-------- SOURCE RECORDS --------

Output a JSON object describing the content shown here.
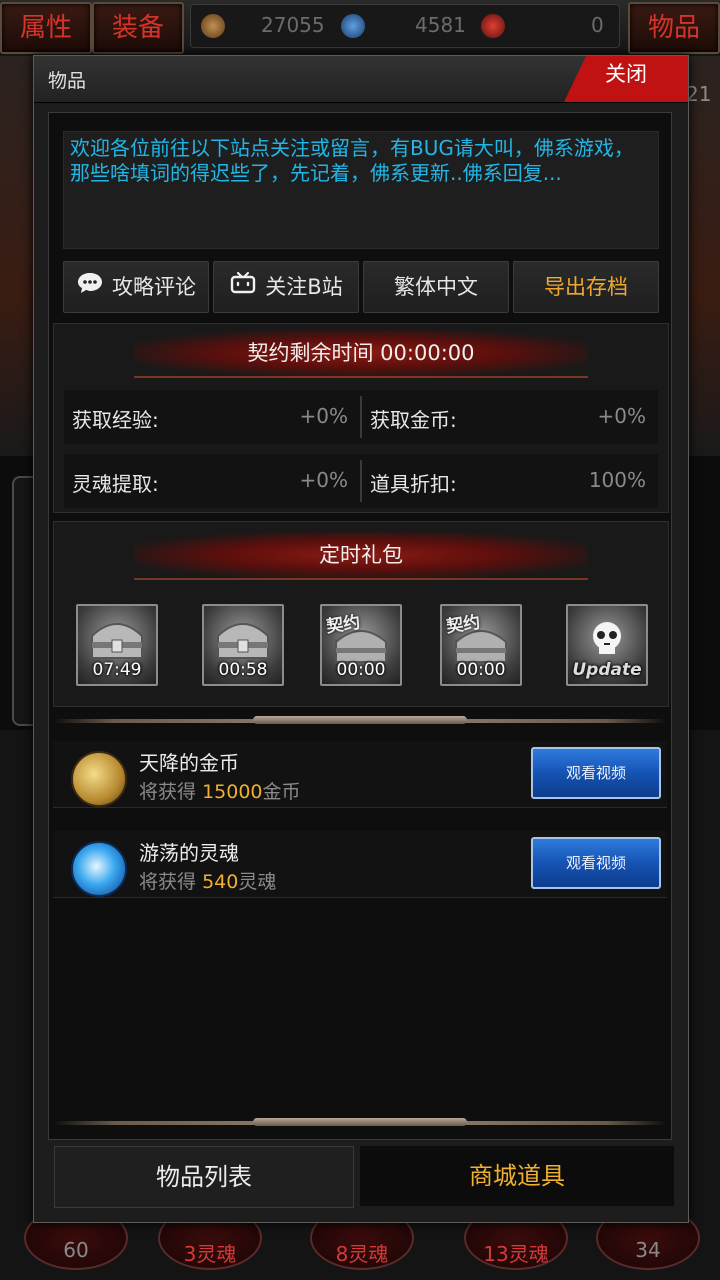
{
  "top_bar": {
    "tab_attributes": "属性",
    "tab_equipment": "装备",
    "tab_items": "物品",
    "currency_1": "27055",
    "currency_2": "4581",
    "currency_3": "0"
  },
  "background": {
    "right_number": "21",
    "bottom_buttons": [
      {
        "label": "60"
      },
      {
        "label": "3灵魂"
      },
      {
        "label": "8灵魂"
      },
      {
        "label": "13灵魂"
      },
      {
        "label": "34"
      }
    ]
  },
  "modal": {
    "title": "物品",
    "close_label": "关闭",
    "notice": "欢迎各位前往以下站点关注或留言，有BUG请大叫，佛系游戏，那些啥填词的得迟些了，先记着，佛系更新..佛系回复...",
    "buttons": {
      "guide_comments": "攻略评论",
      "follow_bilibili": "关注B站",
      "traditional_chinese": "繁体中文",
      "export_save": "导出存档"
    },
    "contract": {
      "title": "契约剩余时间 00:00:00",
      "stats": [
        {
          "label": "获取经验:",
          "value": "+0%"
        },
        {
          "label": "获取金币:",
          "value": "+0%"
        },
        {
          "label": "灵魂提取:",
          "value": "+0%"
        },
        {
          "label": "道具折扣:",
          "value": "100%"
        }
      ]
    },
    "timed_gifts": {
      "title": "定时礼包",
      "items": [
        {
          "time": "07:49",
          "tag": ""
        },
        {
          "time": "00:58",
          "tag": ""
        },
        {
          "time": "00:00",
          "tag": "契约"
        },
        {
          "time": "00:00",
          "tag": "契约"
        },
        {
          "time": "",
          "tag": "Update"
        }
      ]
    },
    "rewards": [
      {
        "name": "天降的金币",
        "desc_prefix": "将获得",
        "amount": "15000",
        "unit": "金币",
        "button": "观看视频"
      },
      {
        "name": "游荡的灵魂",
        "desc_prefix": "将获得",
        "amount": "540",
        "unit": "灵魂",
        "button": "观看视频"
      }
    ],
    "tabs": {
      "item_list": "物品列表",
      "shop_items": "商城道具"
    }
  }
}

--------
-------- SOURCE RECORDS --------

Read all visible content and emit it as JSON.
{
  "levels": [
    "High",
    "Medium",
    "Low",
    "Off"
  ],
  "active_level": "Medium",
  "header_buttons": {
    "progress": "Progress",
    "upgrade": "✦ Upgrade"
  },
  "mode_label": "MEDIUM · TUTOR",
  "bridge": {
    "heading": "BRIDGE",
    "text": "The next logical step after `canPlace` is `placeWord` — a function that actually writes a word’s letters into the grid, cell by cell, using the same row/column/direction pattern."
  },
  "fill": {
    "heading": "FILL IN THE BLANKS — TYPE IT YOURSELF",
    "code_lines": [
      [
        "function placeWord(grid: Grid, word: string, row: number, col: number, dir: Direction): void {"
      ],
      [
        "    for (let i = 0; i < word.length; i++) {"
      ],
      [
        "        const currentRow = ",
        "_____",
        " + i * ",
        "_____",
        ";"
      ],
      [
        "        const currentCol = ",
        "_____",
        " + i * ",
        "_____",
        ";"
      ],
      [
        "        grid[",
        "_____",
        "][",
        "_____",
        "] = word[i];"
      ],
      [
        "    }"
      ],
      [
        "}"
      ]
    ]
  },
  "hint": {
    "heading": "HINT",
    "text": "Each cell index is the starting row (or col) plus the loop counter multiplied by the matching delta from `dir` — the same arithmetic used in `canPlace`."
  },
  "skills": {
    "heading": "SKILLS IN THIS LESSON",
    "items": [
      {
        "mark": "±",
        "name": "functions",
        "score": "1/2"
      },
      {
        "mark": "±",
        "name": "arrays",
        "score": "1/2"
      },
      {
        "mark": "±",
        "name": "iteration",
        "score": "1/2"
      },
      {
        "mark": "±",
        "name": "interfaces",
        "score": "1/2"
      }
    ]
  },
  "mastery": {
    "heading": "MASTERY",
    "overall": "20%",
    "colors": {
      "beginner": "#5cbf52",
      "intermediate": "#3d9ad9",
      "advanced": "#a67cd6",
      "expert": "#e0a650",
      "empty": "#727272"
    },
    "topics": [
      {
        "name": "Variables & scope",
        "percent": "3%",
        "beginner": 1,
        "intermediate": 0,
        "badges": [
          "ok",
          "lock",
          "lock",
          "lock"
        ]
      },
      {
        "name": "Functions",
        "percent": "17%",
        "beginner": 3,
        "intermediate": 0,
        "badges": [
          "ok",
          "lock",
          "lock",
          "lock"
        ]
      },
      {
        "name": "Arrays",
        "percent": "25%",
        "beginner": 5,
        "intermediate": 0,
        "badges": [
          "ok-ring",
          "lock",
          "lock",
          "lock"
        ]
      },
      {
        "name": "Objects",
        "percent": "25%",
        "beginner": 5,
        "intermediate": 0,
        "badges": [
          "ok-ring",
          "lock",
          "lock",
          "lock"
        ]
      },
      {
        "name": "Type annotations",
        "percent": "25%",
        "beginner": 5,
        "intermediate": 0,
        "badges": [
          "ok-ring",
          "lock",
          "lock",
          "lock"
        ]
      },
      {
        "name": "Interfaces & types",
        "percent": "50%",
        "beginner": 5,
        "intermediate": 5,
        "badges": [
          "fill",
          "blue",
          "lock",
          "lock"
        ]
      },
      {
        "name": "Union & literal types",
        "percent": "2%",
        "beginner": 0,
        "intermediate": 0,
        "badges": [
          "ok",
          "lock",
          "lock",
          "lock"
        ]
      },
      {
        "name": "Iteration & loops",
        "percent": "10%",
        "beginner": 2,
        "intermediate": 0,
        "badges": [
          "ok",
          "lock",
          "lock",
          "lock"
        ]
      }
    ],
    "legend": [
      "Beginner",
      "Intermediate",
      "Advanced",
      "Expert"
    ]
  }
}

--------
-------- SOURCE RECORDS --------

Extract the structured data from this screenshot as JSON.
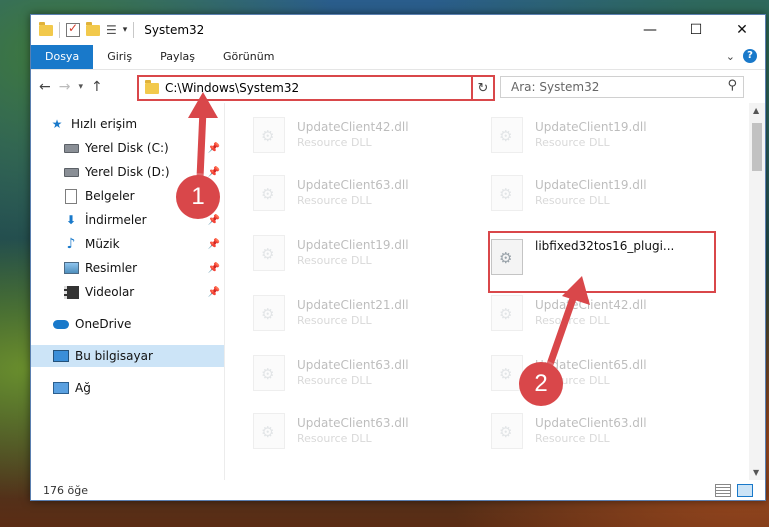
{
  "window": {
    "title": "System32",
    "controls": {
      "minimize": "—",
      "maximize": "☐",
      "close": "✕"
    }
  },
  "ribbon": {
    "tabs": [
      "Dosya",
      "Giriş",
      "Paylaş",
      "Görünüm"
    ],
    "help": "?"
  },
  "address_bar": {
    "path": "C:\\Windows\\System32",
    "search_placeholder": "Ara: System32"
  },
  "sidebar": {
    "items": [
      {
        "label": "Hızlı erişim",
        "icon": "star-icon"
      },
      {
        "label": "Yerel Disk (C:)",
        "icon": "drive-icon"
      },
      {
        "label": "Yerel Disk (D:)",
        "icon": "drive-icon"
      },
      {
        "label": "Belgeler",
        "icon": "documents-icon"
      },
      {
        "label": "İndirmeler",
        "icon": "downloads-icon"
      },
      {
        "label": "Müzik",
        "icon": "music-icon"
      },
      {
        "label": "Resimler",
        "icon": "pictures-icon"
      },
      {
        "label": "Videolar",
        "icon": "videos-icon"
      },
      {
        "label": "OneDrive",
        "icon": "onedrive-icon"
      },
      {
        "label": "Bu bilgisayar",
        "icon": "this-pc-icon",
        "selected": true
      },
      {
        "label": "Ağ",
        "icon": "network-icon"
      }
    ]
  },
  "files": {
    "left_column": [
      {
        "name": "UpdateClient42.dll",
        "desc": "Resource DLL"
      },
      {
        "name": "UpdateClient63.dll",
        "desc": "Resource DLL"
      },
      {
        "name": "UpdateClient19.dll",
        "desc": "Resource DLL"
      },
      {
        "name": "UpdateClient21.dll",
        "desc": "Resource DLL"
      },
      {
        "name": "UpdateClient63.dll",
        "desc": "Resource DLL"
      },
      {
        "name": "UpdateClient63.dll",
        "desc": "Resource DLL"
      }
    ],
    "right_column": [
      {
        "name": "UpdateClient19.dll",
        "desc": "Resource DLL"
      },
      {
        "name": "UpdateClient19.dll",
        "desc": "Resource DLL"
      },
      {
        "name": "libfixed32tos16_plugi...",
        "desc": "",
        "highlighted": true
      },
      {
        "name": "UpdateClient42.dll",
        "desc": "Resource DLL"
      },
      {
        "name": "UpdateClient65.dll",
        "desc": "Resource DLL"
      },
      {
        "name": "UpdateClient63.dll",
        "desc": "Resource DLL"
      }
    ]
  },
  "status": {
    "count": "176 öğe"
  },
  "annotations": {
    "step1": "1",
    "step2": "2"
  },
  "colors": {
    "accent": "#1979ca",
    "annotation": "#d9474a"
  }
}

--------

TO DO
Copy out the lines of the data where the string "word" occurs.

RESPONSE AREA
    "text": "The next logical step after `canPlace` is `placeWord` — a function that actually writes a word’s letters into the grid, cell by cell, using the same row/column/direction pattern."
        "function placeWord(grid: Grid, word: string, row: number, col: number, dir: Direction): void {"
        "    for (let i = 0; i < word.length; i++) {"
        "] = word[i];"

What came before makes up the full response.